As time marches on, more and more Poston seems like a home to me. After leaving home for a visit to Camp 1 or 2, it certainly feels good to be home again. No longer is the thought of being in a camp afloat in my mind. But every time I see the fence, it seems like a dark cloud has lifted and a realization of camp life comes before my eyes. Often I use to think as I laid on my pillow, What will happen to be if I had to live in this camp for 5 year?" but now, I don't seem to think about camp. I guess I have adopted myself to this situation. But many a time, I have wished with all my heart that I could go back to San Diego.
Yes, we can hear conversation through the partition. We can hear every word our neighbor is saying.
The apt. is divided into 4 units. There is no closet or chest of drawers to keep our clothes in. Father made a closet to put our clothes in. We keep just the necessary amount hung in the closet. The rest is still packed in our suitcases.

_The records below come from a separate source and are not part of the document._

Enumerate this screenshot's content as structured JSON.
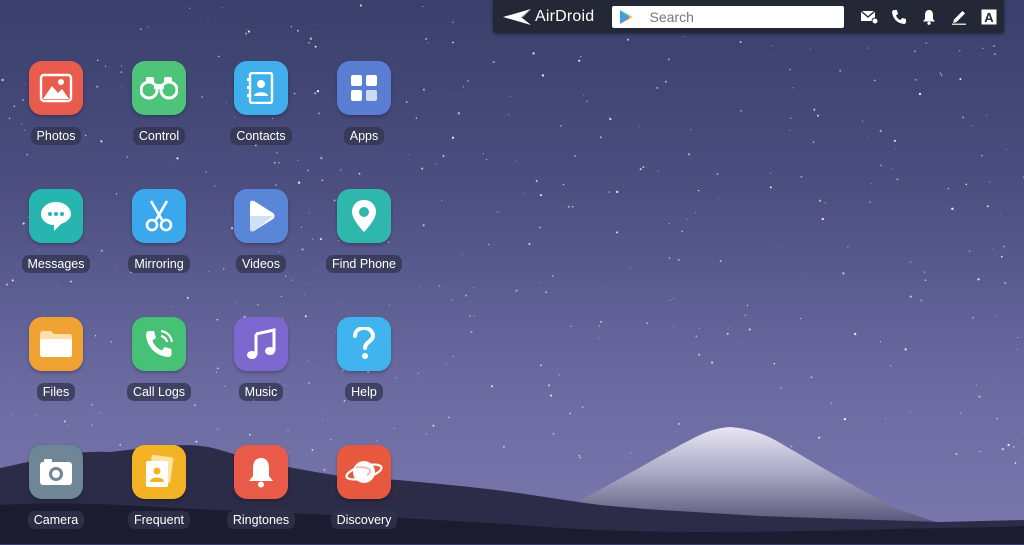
{
  "topbar": {
    "logo_text": "AirDroid",
    "search": {
      "placeholder": "Search",
      "value": ""
    },
    "tools": [
      {
        "name": "messages-icon"
      },
      {
        "name": "phone-icon"
      },
      {
        "name": "notification-icon"
      },
      {
        "name": "edit-icon"
      },
      {
        "name": "font-a-icon",
        "glyph": "A"
      }
    ]
  },
  "apps": [
    {
      "label": "Photos",
      "icon": "photos-icon",
      "color": "#e95b4c"
    },
    {
      "label": "Control",
      "icon": "binoculars-icon",
      "color": "#4ec37a"
    },
    {
      "label": "Contacts",
      "icon": "contacts-icon",
      "color": "#3fb0ec"
    },
    {
      "label": "Apps",
      "icon": "apps-grid-icon",
      "color": "#5a7fd2"
    },
    {
      "label": "Messages",
      "icon": "chat-icon",
      "color": "#27b5b0"
    },
    {
      "label": "Mirroring",
      "icon": "scissors-icon",
      "color": "#3aa8eb"
    },
    {
      "label": "Videos",
      "icon": "play-icon",
      "color": "#5a86d8"
    },
    {
      "label": "Find Phone",
      "icon": "location-pin-icon",
      "color": "#2fb6ad"
    },
    {
      "label": "Files",
      "icon": "folder-icon",
      "color": "#f0a233"
    },
    {
      "label": "Call Logs",
      "icon": "call-icon",
      "color": "#46c175"
    },
    {
      "label": "Music",
      "icon": "music-note-icon",
      "color": "#7d68cf"
    },
    {
      "label": "Help",
      "icon": "question-icon",
      "color": "#3fb4ef"
    },
    {
      "label": "Camera",
      "icon": "camera-icon",
      "color": "#6e8696"
    },
    {
      "label": "Frequent",
      "icon": "frequent-icon",
      "color": "#f4b324"
    },
    {
      "label": "Ringtones",
      "icon": "bell-icon",
      "color": "#e95b48"
    },
    {
      "label": "Discovery",
      "icon": "planet-icon",
      "color": "#e8583f"
    }
  ]
}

Yes, the food shortage has affected us. We have had no butter or egg for about two months. We have enough meat, though. Just tonite we had steak, mash potato, spinach and rice for supper. Oh yes, about the menu for a week. I am sorry I did not send it to you. To be honest -- it slipped my mind. But this time I shall be sure to keep the menu for a week and send it to you just as soon as a week is up. We are allowed 1 tablespoon of sugar to 1 cup of coffee. We eat rice only once a day now. We have fresh milk. It comes all the way from California. We have tea too but it is black. Yes, Mr. Anderson does wear a wig. Margaret noticed today that he has no eyebrows. Could this be possible?
The school paper is published once a week.
I certainly was surprised to hear of the film shortage. I don't blame you for wanting to take a picture of a 8 month old baby. I imagine he or she is very cute. I certainly wish we were allowed to have cameras. I'd like to snap our living quarters, school etc. It will be such a nice souvenir and a good remembrance.
Miss Breed, do you know if shower caps are on the shortage list too?
I would very much like to have:
2 hole note-book paper lined -- 2 pkg. or 1
1 eraser
1 little pencil sharpener like the ones in a pencil box.
Please do not rush this because I am not in a hurry. Please remember your work comes before my shopping!
Thank you!
Please do write during your leisure time and let me know how everything is with you.
As I count the pages, I have written 4 pages. I never realized how much I was writing. I imagine by the time you finish the 2nd page, you'll become hungry.
Most sincerely,
Louise Ogawa

Daily Life | Basic Necessities | Family Separation | Reflections
Welcome | Clara Breed | Departure for Camp | Life in Camp | Returning Home | FAQ |

© Japanese American National Museum